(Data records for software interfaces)
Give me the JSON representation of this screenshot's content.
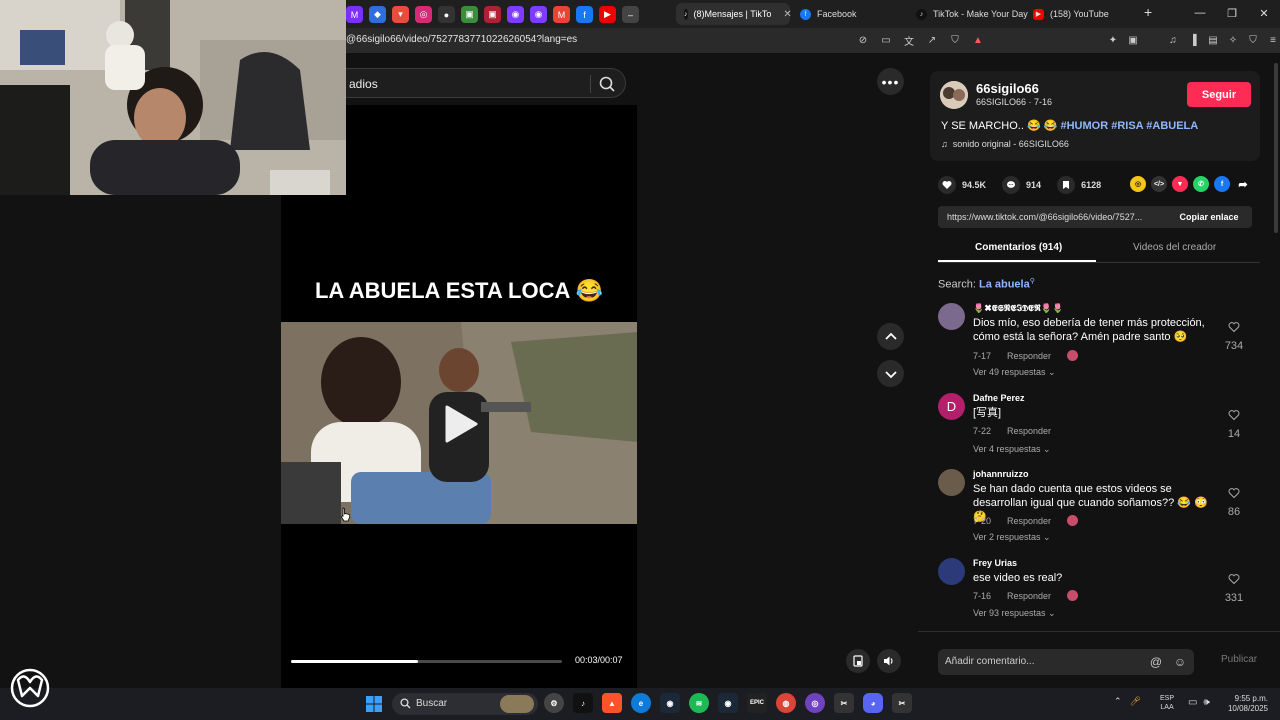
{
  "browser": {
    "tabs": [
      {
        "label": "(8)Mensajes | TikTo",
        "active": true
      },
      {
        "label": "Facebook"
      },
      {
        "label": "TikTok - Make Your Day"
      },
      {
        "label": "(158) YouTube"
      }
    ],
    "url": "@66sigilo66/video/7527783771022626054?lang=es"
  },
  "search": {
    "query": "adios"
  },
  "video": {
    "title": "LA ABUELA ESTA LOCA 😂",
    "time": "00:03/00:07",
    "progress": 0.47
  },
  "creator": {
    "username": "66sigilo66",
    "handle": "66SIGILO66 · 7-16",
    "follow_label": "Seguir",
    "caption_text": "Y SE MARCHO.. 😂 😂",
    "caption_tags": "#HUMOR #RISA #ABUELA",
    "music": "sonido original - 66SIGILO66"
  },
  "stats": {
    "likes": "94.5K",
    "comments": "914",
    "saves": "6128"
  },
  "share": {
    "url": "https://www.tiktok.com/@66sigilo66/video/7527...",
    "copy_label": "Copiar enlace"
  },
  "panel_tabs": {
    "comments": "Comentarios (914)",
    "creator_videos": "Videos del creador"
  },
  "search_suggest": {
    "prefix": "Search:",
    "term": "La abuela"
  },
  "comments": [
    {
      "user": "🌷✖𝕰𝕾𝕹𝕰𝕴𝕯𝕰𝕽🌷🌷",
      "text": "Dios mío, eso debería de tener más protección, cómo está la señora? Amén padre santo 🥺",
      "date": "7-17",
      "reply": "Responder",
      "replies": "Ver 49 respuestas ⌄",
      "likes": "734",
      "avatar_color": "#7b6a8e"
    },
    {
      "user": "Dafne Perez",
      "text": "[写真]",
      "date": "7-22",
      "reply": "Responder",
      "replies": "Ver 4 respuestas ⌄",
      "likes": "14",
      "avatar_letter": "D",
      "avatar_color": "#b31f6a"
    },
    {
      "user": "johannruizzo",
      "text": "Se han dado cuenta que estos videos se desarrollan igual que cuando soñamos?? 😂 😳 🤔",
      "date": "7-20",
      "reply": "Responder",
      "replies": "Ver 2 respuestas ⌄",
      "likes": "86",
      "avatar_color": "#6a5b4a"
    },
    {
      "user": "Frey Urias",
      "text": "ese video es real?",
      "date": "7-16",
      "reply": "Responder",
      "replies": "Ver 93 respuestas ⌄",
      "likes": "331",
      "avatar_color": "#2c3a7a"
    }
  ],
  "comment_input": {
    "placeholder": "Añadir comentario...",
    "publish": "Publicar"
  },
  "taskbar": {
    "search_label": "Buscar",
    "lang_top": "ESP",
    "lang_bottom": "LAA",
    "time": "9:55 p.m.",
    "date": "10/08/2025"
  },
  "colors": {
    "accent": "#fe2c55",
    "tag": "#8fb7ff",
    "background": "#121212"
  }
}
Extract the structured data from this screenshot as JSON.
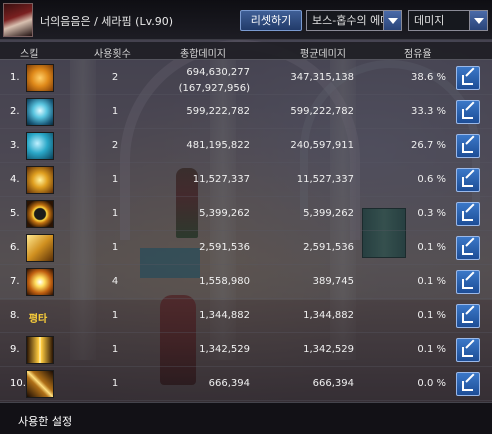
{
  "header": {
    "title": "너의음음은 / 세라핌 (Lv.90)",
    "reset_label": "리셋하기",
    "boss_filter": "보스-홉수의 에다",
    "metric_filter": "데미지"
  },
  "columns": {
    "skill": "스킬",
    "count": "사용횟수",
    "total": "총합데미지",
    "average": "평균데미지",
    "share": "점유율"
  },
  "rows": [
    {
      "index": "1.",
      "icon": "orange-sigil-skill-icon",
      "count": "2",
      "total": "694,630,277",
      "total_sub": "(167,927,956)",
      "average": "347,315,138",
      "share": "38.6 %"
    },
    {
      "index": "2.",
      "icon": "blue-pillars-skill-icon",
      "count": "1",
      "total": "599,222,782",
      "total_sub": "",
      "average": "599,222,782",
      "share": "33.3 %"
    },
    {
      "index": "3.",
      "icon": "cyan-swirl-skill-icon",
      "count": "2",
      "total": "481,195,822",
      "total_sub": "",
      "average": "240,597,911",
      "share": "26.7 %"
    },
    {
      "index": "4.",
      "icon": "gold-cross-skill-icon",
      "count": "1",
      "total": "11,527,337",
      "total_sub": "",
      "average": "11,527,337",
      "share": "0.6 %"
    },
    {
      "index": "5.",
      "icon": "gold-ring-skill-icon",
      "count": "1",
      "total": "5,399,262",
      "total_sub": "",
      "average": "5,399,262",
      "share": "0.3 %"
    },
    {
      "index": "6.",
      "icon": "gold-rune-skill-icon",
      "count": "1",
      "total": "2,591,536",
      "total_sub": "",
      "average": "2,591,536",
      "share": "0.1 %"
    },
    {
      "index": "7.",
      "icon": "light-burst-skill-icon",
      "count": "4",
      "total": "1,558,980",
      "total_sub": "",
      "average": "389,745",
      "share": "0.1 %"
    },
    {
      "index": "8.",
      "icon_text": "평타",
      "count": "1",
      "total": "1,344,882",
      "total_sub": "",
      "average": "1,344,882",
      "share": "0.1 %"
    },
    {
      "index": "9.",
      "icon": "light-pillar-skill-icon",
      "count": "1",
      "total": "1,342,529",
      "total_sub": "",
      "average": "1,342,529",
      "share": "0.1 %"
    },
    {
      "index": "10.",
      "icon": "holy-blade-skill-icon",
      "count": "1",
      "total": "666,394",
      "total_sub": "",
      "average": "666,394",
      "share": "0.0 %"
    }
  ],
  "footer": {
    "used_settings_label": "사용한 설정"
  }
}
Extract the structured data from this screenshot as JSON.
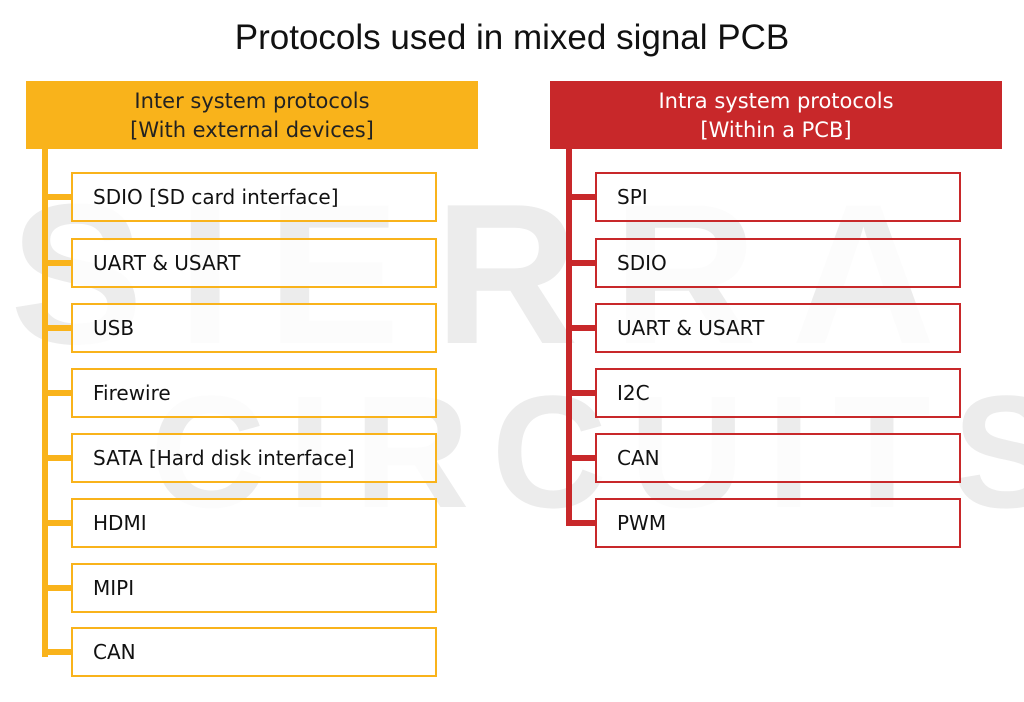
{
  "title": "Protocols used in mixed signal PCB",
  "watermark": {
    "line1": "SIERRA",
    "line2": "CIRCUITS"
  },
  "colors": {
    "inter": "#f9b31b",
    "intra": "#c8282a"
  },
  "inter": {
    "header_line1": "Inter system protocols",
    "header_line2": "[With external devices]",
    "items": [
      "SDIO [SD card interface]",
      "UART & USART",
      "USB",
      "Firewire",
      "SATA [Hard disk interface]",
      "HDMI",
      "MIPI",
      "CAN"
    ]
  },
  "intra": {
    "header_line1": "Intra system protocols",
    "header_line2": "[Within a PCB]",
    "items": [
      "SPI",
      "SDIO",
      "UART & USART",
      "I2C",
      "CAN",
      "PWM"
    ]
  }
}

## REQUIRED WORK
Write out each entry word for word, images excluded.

## OUTPUT
Give me the JSON representation of this screenshot's content.
{
  "browser": {
    "tabs": [
      {
        "label": "(8)Mensajes | TikTo",
        "active": true
      },
      {
        "label": "Facebook"
      },
      {
        "label": "TikTok - Make Your Day"
      },
      {
        "label": "(158) YouTube"
      }
    ],
    "url": "@66sigilo66/video/7527783771022626054?lang=es"
  },
  "search": {
    "query": "adios"
  },
  "video": {
    "title": "LA ABUELA ESTA LOCA 😂",
    "time": "00:03/00:07",
    "progress": 0.47
  },
  "creator": {
    "username": "66sigilo66",
    "handle": "66SIGILO66 · 7-16",
    "follow_label": "Seguir",
    "caption_text": "Y SE MARCHO.. 😂 😂",
    "caption_tags": "#HUMOR #RISA #ABUELA",
    "music": "sonido original - 66SIGILO66"
  },
  "stats": {
    "likes": "94.5K",
    "comments": "914",
    "saves": "6128"
  },
  "share": {
    "url": "https://www.tiktok.com/@66sigilo66/video/7527...",
    "copy_label": "Copiar enlace"
  },
  "panel_tabs": {
    "comments": "Comentarios (914)",
    "creator_videos": "Videos del creador"
  },
  "search_suggest": {
    "prefix": "Search:",
    "term": "La abuela"
  },
  "comments": [
    {
      "user": "🌷✖𝕰𝕾𝕹𝕰𝕴𝕯𝕰𝕽🌷🌷",
      "text": "Dios mío, eso debería de tener más protección, cómo está la señora? Amén padre santo 🥺",
      "date": "7-17",
      "reply": "Responder",
      "replies": "Ver 49 respuestas ⌄",
      "likes": "734",
      "avatar_color": "#7b6a8e"
    },
    {
      "user": "Dafne Perez",
      "text": "[写真]",
      "date": "7-22",
      "reply": "Responder",
      "replies": "Ver 4 respuestas ⌄",
      "likes": "14",
      "avatar_letter": "D",
      "avatar_color": "#b31f6a"
    },
    {
      "user": "johannruizzo",
      "text": "Se han dado cuenta que estos videos se desarrollan igual que cuando soñamos?? 😂 😳 🤔",
      "date": "7-20",
      "reply": "Responder",
      "replies": "Ver 2 respuestas ⌄",
      "likes": "86",
      "avatar_color": "#6a5b4a"
    },
    {
      "user": "Frey Urias",
      "text": "ese video es real?",
      "date": "7-16",
      "reply": "Responder",
      "replies": "Ver 93 respuestas ⌄",
      "likes": "331",
      "avatar_color": "#2c3a7a"
    }
  ],
  "comment_input": {
    "placeholder": "Añadir comentario...",
    "publish": "Publicar"
  },
  "taskbar": {
    "search_label": "Buscar",
    "lang_top": "ESP",
    "lang_bottom": "LAA",
    "time": "9:55 p.m.",
    "date": "10/08/2025"
  },
  "colors": {
    "accent": "#fe2c55",
    "tag": "#8fb7ff",
    "background": "#121212"
  }
}
Extract the structured data from this screenshot as JSON.
{
  "header": {
    "title": "너의음음은 / 세라핌 (Lv.90)",
    "reset_label": "리셋하기",
    "boss_filter": "보스-홉수의 에다",
    "metric_filter": "데미지"
  },
  "columns": {
    "skill": "스킬",
    "count": "사용횟수",
    "total": "총합데미지",
    "average": "평균데미지",
    "share": "점유율"
  },
  "rows": [
    {
      "index": "1.",
      "icon": "orange-sigil-skill-icon",
      "count": "2",
      "total": "694,630,277",
      "total_sub": "(167,927,956)",
      "average": "347,315,138",
      "share": "38.6 %"
    },
    {
      "index": "2.",
      "icon": "blue-pillars-skill-icon",
      "count": "1",
      "total": "599,222,782",
      "total_sub": "",
      "average": "599,222,782",
      "share": "33.3 %"
    },
    {
      "index": "3.",
      "icon": "cyan-swirl-skill-icon",
      "count": "2",
      "total": "481,195,822",
      "total_sub": "",
      "average": "240,597,911",
      "share": "26.7 %"
    },
    {
      "index": "4.",
      "icon": "gold-cross-skill-icon",
      "count": "1",
      "total": "11,527,337",
      "total_sub": "",
      "average": "11,527,337",
      "share": "0.6 %"
    },
    {
      "index": "5.",
      "icon": "gold-ring-skill-icon",
      "count": "1",
      "total": "5,399,262",
      "total_sub": "",
      "average": "5,399,262",
      "share": "0.3 %"
    },
    {
      "index": "6.",
      "icon": "gold-rune-skill-icon",
      "count": "1",
      "total": "2,591,536",
      "total_sub": "",
      "average": "2,591,536",
      "share": "0.1 %"
    },
    {
      "index": "7.",
      "icon": "light-burst-skill-icon",
      "count": "4",
      "total": "1,558,980",
      "total_sub": "",
      "average": "389,745",
      "share": "0.1 %"
    },
    {
      "index": "8.",
      "icon_text": "평타",
      "count": "1",
      "total": "1,344,882",
      "total_sub": "",
      "average": "1,344,882",
      "share": "0.1 %"
    },
    {
      "index": "9.",
      "icon": "light-pillar-skill-icon",
      "count": "1",
      "total": "1,342,529",
      "total_sub": "",
      "average": "1,342,529",
      "share": "0.1 %"
    },
    {
      "index": "10.",
      "icon": "holy-blade-skill-icon",
      "count": "1",
      "total": "666,394",
      "total_sub": "",
      "average": "666,394",
      "share": "0.0 %"
    }
  ],
  "footer": {
    "used_settings_label": "사용한 설정"
  }
}
Extract the structured data from this screenshot as JSON.
{
  "title": "Protocols used in mixed signal PCB",
  "watermark": {
    "line1": "SIERRA",
    "line2": "CIRCUITS"
  },
  "colors": {
    "inter": "#f9b31b",
    "intra": "#c8282a"
  },
  "inter": {
    "header_line1": "Inter system protocols",
    "header_line2": "[With external devices]",
    "items": [
      "SDIO [SD card interface]",
      "UART & USART",
      "USB",
      "Firewire",
      "SATA [Hard disk interface]",
      "HDMI",
      "MIPI",
      "CAN"
    ]
  },
  "intra": {
    "header_line1": "Intra system protocols",
    "header_line2": "[Within a PCB]",
    "items": [
      "SPI",
      "SDIO",
      "UART & USART",
      "I2C",
      "CAN",
      "PWM"
    ]
  }
}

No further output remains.